> DATA FOR THE TASK
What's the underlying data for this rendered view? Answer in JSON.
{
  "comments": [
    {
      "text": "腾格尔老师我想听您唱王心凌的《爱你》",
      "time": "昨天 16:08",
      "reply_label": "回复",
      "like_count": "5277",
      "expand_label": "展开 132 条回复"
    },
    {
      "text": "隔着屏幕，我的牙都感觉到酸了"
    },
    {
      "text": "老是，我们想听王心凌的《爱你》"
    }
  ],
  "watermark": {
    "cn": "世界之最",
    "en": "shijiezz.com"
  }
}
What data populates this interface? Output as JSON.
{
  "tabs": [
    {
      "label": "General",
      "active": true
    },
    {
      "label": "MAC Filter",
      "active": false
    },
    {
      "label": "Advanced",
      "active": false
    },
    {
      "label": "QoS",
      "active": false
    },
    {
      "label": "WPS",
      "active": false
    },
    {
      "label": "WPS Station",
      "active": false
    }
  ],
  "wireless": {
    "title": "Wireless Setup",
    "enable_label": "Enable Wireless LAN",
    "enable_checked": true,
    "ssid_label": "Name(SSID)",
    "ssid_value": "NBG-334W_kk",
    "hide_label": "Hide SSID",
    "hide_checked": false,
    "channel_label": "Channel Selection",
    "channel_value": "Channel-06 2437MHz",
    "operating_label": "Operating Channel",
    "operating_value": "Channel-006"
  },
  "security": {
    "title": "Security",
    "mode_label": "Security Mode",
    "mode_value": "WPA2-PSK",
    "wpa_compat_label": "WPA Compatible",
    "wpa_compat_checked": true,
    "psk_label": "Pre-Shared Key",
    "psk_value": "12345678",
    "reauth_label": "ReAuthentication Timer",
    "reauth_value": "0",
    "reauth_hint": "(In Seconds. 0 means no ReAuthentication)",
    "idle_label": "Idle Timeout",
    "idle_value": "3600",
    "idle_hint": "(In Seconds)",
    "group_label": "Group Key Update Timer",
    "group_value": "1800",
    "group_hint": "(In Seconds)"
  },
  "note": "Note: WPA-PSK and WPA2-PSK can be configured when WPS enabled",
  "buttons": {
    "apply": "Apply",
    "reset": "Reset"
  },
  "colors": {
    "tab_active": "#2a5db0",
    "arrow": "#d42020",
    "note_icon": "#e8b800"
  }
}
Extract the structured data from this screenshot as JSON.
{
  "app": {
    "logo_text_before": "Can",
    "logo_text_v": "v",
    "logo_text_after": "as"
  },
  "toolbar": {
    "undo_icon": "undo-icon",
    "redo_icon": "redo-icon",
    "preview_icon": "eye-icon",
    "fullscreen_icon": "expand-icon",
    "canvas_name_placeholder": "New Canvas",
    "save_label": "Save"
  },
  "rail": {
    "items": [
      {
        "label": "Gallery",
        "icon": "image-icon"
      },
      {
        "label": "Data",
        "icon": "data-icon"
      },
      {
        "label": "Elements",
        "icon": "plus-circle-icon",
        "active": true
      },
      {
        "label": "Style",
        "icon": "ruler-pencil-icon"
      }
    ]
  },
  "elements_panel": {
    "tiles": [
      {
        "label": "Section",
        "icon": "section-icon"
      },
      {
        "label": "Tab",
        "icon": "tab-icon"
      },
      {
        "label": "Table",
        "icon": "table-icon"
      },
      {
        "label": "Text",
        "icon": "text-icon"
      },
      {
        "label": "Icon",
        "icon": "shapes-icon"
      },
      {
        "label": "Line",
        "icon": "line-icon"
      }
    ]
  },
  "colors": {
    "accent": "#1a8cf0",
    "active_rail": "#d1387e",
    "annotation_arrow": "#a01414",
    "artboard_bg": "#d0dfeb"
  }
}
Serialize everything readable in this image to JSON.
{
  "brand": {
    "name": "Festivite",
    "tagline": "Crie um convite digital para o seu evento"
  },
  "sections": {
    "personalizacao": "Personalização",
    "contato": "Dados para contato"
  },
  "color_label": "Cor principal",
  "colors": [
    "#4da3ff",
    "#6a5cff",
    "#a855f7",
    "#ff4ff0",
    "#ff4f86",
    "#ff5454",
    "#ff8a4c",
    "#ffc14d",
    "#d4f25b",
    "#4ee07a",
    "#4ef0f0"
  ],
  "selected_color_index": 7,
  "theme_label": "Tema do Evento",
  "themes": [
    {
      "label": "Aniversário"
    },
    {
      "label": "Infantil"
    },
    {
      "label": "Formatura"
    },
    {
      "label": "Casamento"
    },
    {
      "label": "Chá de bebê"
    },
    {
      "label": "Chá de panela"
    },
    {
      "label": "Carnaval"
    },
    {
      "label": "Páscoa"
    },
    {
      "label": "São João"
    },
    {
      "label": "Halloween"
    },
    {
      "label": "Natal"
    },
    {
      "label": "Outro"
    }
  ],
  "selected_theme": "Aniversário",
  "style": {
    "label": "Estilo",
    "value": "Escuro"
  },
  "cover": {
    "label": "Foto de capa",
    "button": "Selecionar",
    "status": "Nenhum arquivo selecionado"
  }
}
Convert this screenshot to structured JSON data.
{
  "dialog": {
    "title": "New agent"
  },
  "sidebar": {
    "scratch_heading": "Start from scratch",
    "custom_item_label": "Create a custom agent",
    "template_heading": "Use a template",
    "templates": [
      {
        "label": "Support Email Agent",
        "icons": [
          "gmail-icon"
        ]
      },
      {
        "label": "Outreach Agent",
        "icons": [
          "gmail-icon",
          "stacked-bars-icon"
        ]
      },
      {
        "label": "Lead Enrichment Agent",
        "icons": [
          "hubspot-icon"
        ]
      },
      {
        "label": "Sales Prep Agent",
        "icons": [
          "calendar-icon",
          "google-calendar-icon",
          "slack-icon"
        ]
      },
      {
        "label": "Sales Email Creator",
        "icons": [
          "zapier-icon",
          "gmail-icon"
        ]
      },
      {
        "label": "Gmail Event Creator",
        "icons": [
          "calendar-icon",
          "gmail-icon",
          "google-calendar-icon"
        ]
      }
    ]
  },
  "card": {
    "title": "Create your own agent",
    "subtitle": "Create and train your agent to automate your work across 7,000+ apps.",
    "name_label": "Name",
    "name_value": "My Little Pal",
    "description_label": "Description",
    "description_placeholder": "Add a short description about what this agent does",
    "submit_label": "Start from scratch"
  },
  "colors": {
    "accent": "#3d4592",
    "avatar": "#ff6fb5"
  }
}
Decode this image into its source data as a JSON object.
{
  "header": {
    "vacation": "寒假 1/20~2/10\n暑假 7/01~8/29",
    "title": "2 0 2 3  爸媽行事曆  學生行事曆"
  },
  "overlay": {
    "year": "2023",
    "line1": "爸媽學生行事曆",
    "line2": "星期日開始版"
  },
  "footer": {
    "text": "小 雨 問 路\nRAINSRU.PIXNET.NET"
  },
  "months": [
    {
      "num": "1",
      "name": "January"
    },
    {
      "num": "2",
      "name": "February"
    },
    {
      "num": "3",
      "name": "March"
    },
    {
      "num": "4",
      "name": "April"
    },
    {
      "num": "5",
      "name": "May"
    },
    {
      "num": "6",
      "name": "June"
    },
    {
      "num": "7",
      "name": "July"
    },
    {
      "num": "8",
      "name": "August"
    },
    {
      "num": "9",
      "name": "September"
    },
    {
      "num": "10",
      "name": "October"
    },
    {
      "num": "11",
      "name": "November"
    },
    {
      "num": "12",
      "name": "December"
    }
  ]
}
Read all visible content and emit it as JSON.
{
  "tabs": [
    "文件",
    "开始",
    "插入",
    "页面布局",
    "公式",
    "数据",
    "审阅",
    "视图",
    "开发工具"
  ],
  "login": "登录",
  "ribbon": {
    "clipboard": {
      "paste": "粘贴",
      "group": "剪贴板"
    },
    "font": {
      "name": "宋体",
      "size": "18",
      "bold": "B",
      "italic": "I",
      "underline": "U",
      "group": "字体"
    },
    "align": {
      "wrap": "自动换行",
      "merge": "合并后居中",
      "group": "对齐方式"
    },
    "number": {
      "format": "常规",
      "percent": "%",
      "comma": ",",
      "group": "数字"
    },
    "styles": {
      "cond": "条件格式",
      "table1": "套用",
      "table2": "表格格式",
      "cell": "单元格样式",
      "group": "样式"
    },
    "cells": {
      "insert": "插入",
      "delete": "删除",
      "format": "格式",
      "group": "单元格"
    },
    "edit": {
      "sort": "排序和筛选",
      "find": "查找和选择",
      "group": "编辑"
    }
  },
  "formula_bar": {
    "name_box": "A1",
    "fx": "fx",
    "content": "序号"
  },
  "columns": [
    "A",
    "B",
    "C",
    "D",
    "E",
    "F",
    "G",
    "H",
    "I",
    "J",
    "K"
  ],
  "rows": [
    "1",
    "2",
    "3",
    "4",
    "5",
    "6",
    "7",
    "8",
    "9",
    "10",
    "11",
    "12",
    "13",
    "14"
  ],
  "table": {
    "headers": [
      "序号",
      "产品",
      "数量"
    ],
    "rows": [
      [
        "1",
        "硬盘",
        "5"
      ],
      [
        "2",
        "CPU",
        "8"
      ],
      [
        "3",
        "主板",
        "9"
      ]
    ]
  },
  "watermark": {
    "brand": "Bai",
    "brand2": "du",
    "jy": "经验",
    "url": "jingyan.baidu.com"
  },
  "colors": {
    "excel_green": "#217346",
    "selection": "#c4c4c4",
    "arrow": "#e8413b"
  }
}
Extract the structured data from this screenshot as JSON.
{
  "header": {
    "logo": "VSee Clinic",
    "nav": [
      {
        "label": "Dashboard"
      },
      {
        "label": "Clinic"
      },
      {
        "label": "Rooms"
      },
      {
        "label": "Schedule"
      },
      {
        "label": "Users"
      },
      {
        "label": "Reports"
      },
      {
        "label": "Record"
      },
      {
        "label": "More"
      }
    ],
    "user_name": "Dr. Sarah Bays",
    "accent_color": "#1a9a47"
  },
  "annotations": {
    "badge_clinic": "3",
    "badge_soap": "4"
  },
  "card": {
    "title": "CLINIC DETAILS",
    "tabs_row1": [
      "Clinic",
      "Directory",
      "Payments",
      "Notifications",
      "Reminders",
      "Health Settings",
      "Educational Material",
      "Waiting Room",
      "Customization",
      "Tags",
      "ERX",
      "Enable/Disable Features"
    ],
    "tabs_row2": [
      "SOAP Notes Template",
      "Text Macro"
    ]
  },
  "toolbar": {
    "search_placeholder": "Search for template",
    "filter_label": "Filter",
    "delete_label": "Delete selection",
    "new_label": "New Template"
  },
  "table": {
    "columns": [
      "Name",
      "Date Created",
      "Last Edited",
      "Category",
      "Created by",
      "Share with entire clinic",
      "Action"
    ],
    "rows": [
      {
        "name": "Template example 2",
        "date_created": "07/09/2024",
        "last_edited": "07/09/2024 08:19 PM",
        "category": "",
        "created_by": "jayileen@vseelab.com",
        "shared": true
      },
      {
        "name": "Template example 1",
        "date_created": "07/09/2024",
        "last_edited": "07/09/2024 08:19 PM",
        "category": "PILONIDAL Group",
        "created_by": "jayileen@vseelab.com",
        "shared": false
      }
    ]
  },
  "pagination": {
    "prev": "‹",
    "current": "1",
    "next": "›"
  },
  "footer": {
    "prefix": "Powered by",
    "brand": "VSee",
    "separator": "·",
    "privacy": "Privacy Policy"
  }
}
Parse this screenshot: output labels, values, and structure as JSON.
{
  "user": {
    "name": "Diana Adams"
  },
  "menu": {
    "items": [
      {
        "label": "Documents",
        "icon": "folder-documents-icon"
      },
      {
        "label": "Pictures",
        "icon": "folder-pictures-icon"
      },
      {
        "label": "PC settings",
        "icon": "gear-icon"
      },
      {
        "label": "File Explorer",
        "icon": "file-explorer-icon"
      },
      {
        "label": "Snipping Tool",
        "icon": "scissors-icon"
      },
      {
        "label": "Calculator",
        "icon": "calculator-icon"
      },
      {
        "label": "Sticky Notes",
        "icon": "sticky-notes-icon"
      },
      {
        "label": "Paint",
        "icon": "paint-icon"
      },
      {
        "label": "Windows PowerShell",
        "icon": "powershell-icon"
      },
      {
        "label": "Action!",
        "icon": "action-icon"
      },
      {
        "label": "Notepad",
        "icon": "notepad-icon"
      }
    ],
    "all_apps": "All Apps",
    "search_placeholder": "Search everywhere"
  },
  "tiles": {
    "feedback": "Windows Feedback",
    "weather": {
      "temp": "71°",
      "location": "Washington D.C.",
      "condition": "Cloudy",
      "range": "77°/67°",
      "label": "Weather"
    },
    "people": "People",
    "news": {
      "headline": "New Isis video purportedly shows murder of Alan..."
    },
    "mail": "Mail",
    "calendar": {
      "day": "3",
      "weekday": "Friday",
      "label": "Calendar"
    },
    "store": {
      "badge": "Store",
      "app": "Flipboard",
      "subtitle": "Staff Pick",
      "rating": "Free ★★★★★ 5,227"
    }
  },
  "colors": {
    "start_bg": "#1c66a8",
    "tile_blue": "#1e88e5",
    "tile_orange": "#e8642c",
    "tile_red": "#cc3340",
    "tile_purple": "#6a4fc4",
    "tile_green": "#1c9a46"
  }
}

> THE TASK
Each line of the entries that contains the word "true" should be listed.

> REPLY
      "active": true
    "enable_checked": true,
    "wpa_compat_checked": true,
        "active": true
        "shared": true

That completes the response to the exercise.